● WHAT NEEDS TO BE DONE: The answer must reproduce every record exactly, with all pictures omitted.

(Beginning of INPUT MATERIAL)

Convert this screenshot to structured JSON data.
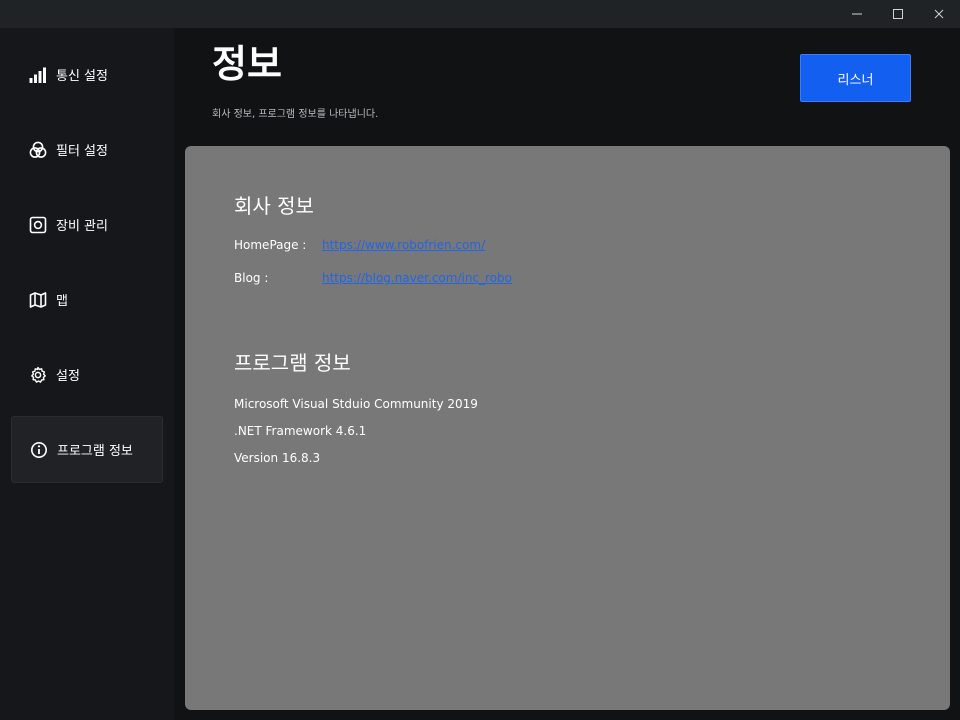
{
  "window": {
    "controls": [
      {
        "name": "minimize",
        "icon": "minimize-icon"
      },
      {
        "name": "maximize",
        "icon": "maximize-icon"
      },
      {
        "name": "close",
        "icon": "close-icon"
      }
    ]
  },
  "sidebar": {
    "items": [
      {
        "label": "통신 설정",
        "icon": "signal-bars-icon",
        "active": false
      },
      {
        "label": "필터 설정",
        "icon": "filter-circles-icon",
        "active": false
      },
      {
        "label": "장비 관리",
        "icon": "device-square-icon",
        "active": false
      },
      {
        "label": "맵",
        "icon": "map-icon",
        "active": false
      },
      {
        "label": "설정",
        "icon": "gear-icon",
        "active": false
      },
      {
        "label": "프로그램 정보",
        "icon": "info-icon",
        "active": true
      }
    ]
  },
  "header": {
    "title": "정보",
    "subtitle": "회사 정보, 프로그램 정보를 나타냅니다.",
    "listener_button": "리스너"
  },
  "company": {
    "title": "회사 정보",
    "homepage_label": "HomePage :",
    "homepage_url": "https://www.robofrien.com/",
    "blog_label": "Blog :",
    "blog_url": "https://blog.naver.com/inc_robo"
  },
  "program": {
    "title": "프로그램 정보",
    "ide": "Microsoft Visual Stduio Community 2019",
    "framework": ".NET Framework 4.6.1",
    "version": "Version 16.8.3"
  },
  "colors": {
    "accent": "#1360f0",
    "link": "#1f66e8",
    "panel": "#787878",
    "background": "#111214",
    "sidebar": "#16171a"
  }
}
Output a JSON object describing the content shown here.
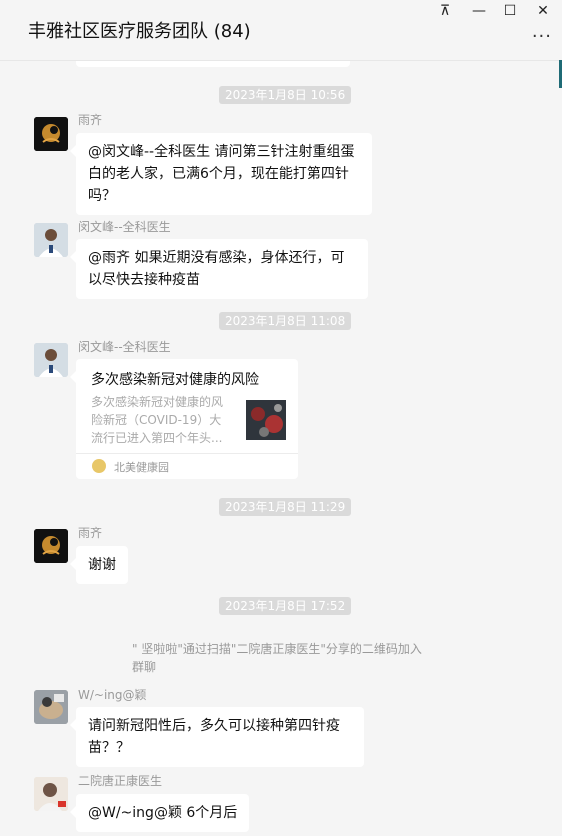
{
  "window": {
    "title": "丰雅社区医疗服务团队 (84)",
    "controls": {
      "pin": "⊼",
      "minimize": "—",
      "maximize": "☐",
      "close": "✕"
    },
    "more": "···"
  },
  "messages": [
    {
      "type": "time",
      "text": "2023年1月8日 10:56"
    },
    {
      "type": "text",
      "sender": "雨齐",
      "avatar": "yuqi-avatar",
      "text": "@闵文峰--全科医生 请问第三针注射重组蛋白的老人家，已满6个月，现在能打第四针吗？"
    },
    {
      "type": "text",
      "sender": "闵文峰--全科医生",
      "avatar": "doctor-avatar",
      "text": "@雨齐 如果近期没有感染，身体还行，可以尽快去接种疫苗"
    },
    {
      "type": "time",
      "text": "2023年1月8日 11:08"
    },
    {
      "type": "card",
      "sender": "闵文峰--全科医生",
      "avatar": "doctor-avatar",
      "title": "多次感染新冠对健康的风险",
      "description": "多次感染新冠对健康的风险新冠（COVID-19）大流行已进入第四个年头...",
      "source": "北美健康园"
    },
    {
      "type": "time",
      "text": "2023年1月8日 11:29"
    },
    {
      "type": "text",
      "sender": "雨齐",
      "avatar": "yuqi-avatar",
      "text": "谢谢"
    },
    {
      "type": "time",
      "text": "2023年1月8日 17:52"
    },
    {
      "type": "system",
      "text": "\" 坚啦啦\"通过扫描\"二院唐正康医生\"分享的二维码加入群聊"
    },
    {
      "type": "text",
      "sender": "W/~ing@颖",
      "avatar": "wing-avatar",
      "text": "请问新冠阳性后，多久可以接种第四针疫苗？？"
    },
    {
      "type": "text",
      "sender": "二院唐正康医生",
      "avatar": "tang-avatar",
      "text": "@W/~ing@颖 6个月后"
    }
  ]
}
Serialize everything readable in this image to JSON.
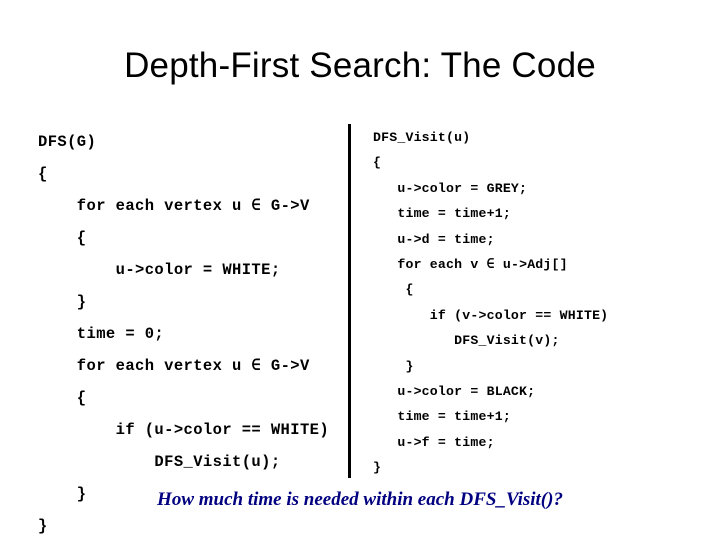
{
  "slide": {
    "title": "Depth-First Search: The Code",
    "background_color": "#ffffff",
    "text_color": "#000000"
  },
  "divider": {
    "orientation": "vertical",
    "color": "#000000"
  },
  "code_left": {
    "name": "DFS",
    "lines": [
      "DFS(G)",
      "{",
      "    for each vertex u ∈ G->V",
      "    {",
      "        u->color = WHITE;",
      "    }",
      "    time = 0;",
      "    for each vertex u ∈ G->V",
      "    {",
      "        if (u->color == WHITE)",
      "            DFS_Visit(u);",
      "    }",
      "}"
    ]
  },
  "code_right": {
    "name": "DFS_Visit",
    "lines": [
      "DFS_Visit(u)",
      "{",
      "   u->color = GREY;",
      "   time = time+1;",
      "   u->d = time;",
      "   for each v ∈ u->Adj[]",
      "    {",
      "       if (v->color == WHITE)",
      "          DFS_Visit(v);",
      "    }",
      "   u->color = BLACK;",
      "   time = time+1;",
      "   u->f = time;",
      "}"
    ]
  },
  "caption": {
    "text": "How much time is needed within each DFS_Visit()?",
    "color": "#000080"
  }
}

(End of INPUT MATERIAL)

● EXERCISE OUTPUT:
Convert this screenshot to structured JSON data.
{
  "window": {
    "controls": [
      {
        "name": "minimize",
        "icon": "minimize-icon"
      },
      {
        "name": "maximize",
        "icon": "maximize-icon"
      },
      {
        "name": "close",
        "icon": "close-icon"
      }
    ]
  },
  "sidebar": {
    "items": [
      {
        "label": "통신 설정",
        "icon": "signal-bars-icon",
        "active": false
      },
      {
        "label": "필터 설정",
        "icon": "filter-circles-icon",
        "active": false
      },
      {
        "label": "장비 관리",
        "icon": "device-square-icon",
        "active": false
      },
      {
        "label": "맵",
        "icon": "map-icon",
        "active": false
      },
      {
        "label": "설정",
        "icon": "gear-icon",
        "active": false
      },
      {
        "label": "프로그램 정보",
        "icon": "info-icon",
        "active": true
      }
    ]
  },
  "header": {
    "title": "정보",
    "subtitle": "회사 정보, 프로그램 정보를 나타냅니다.",
    "listener_button": "리스너"
  },
  "company": {
    "title": "회사 정보",
    "homepage_label": "HomePage :",
    "homepage_url": "https://www.robofrien.com/",
    "blog_label": "Blog :",
    "blog_url": "https://blog.naver.com/inc_robo"
  },
  "program": {
    "title": "프로그램 정보",
    "ide": "Microsoft Visual Stduio Community 2019",
    "framework": ".NET Framework 4.6.1",
    "version": "Version 16.8.3"
  },
  "colors": {
    "accent": "#1360f0",
    "link": "#1f66e8",
    "panel": "#787878",
    "background": "#111214",
    "sidebar": "#16171a"
  }
}
Output a JSON object describing the content shown here.
{
  "window": {
    "title": "丰雅社区医疗服务团队 (84)",
    "controls": {
      "pin": "⊼",
      "minimize": "—",
      "maximize": "☐",
      "close": "✕"
    },
    "more": "···"
  },
  "messages": [
    {
      "type": "time",
      "text": "2023年1月8日 10:56"
    },
    {
      "type": "text",
      "sender": "雨齐",
      "avatar": "yuqi-avatar",
      "text": "@闵文峰--全科医生 请问第三针注射重组蛋白的老人家，已满6个月，现在能打第四针吗？"
    },
    {
      "type": "text",
      "sender": "闵文峰--全科医生",
      "avatar": "doctor-avatar",
      "text": "@雨齐 如果近期没有感染，身体还行，可以尽快去接种疫苗"
    },
    {
      "type": "time",
      "text": "2023年1月8日 11:08"
    },
    {
      "type": "card",
      "sender": "闵文峰--全科医生",
      "avatar": "doctor-avatar",
      "title": "多次感染新冠对健康的风险",
      "description": "多次感染新冠对健康的风险新冠（COVID-19）大流行已进入第四个年头...",
      "source": "北美健康园"
    },
    {
      "type": "time",
      "text": "2023年1月8日 11:29"
    },
    {
      "type": "text",
      "sender": "雨齐",
      "avatar": "yuqi-avatar",
      "text": "谢谢"
    },
    {
      "type": "time",
      "text": "2023年1月8日 17:52"
    },
    {
      "type": "system",
      "text": "\" 坚啦啦\"通过扫描\"二院唐正康医生\"分享的二维码加入群聊"
    },
    {
      "type": "text",
      "sender": "W/~ing@颖",
      "avatar": "wing-avatar",
      "text": "请问新冠阳性后，多久可以接种第四针疫苗？？"
    },
    {
      "type": "text",
      "sender": "二院唐正康医生",
      "avatar": "tang-avatar",
      "text": "@W/~ing@颖 6个月后"
    }
  ]
}
Serialize everything readable in this image to JSON.
{
  "slide": {
    "title": "Depth-First Search: The Code",
    "background_color": "#ffffff",
    "text_color": "#000000"
  },
  "divider": {
    "orientation": "vertical",
    "color": "#000000"
  },
  "code_left": {
    "name": "DFS",
    "lines": [
      "DFS(G)",
      "{",
      "    for each vertex u ∈ G->V",
      "    {",
      "        u->color = WHITE;",
      "    }",
      "    time = 0;",
      "    for each vertex u ∈ G->V",
      "    {",
      "        if (u->color == WHITE)",
      "            DFS_Visit(u);",
      "    }",
      "}"
    ]
  },
  "code_right": {
    "name": "DFS_Visit",
    "lines": [
      "DFS_Visit(u)",
      "{",
      "   u->color = GREY;",
      "   time = time+1;",
      "   u->d = time;",
      "   for each v ∈ u->Adj[]",
      "    {",
      "       if (v->color == WHITE)",
      "          DFS_Visit(v);",
      "    }",
      "   u->color = BLACK;",
      "   time = time+1;",
      "   u->f = time;",
      "}"
    ]
  },
  "caption": {
    "text": "How much time is needed within each DFS_Visit()?",
    "color": "#000080"
  }
}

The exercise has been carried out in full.